Saturday, 17 November 2007
I had a "bad Greek" day yesterday. I watched the news, and understood little. It didn't help matters that my favourite newsreader Emilia had the evening off. I read a couple of pages of "Eleftheros Tipos" (a daily paper), then decided I was too tired. I didn't even look at the Garfield strip.
I'm currently reading "The Autobiography of Light" by Giorgos Grammatikakis (a physics professor at Crete University). This is a large book with over 400 pages, and I'm on page 76. So, unless I want to spend the rest of my life on this book, I thought I'd better read some more. I did a page, and had to look up about 10 words. Not good.
I wonder if Alexis Lemaire has off days? He's the "human computer" who calculated the 13th root of a 200 digit number without the aid of pencil, paper, calculator or a computer. Of course, there's no point asking "why?", any more than you'd ask a weight lifter why they bother when a machine can do so much better.
My mental arithmetic is better than many people - any time I've had the misfortune to be in a bank talking to a financial advisor about mortgages or other money things, there's almost always a point at which I'll say something like "So that would cost x", or "That's about y%", and the salesman (lets face it that's what they are) will say patronisingly, "Let me work out the figures", and spend a few minutes tapping away only to do a double-take when he gets the answer.
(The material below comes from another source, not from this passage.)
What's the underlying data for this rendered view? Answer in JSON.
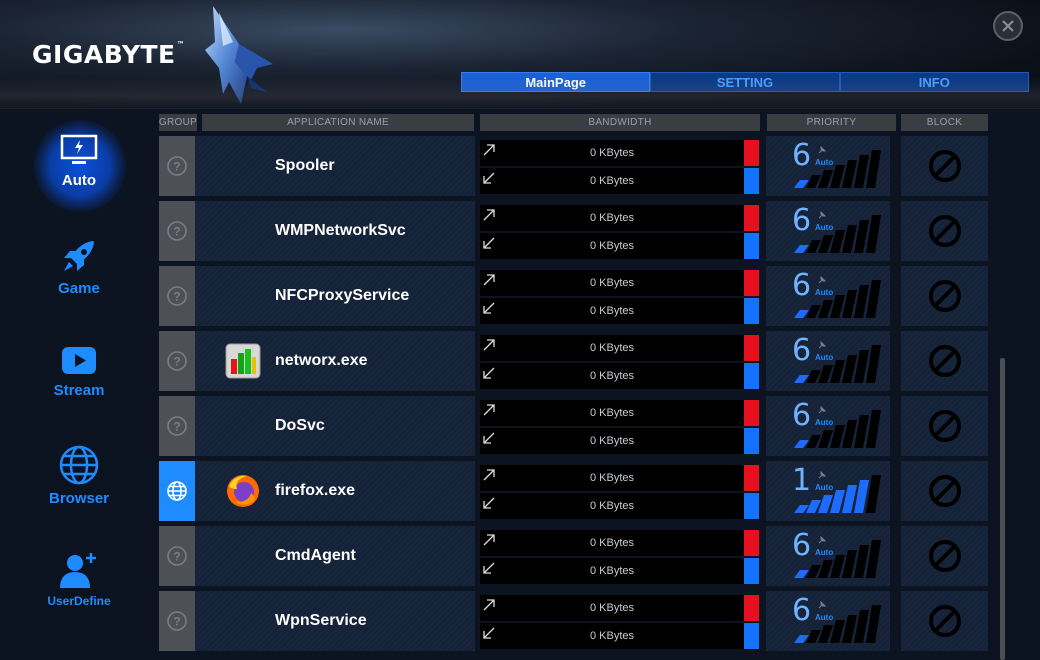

But like most people, I'm only really interested in being able to use my brain for things I want to do - I don't want to "exercise" it for its own sake - after all, no-one, not even NASA launching a rocket to Mars, is going to need to know the thirteenth root of a 200 digit number.
The main thing you need to do mental arithmetic is a very good memory. Alexis Lamaire's must be very good indeed. Seeing him on the television, it looked like he didn't need to memorise the 200-digit number, but nevertheless, holding 14 digits of the answer in his head, and intermediate calculations, is something that most of us wouldn't be able to do.
Perhaps with his brain, I could have learned the Greek dictionary off by heart. On the other hand, I wouldn't be able to re-read crime thrillers if I could remember all of the endings.
There's another very good reason not to be a human computer - you don't have the ultimate excuse for not having done something: "I forgot."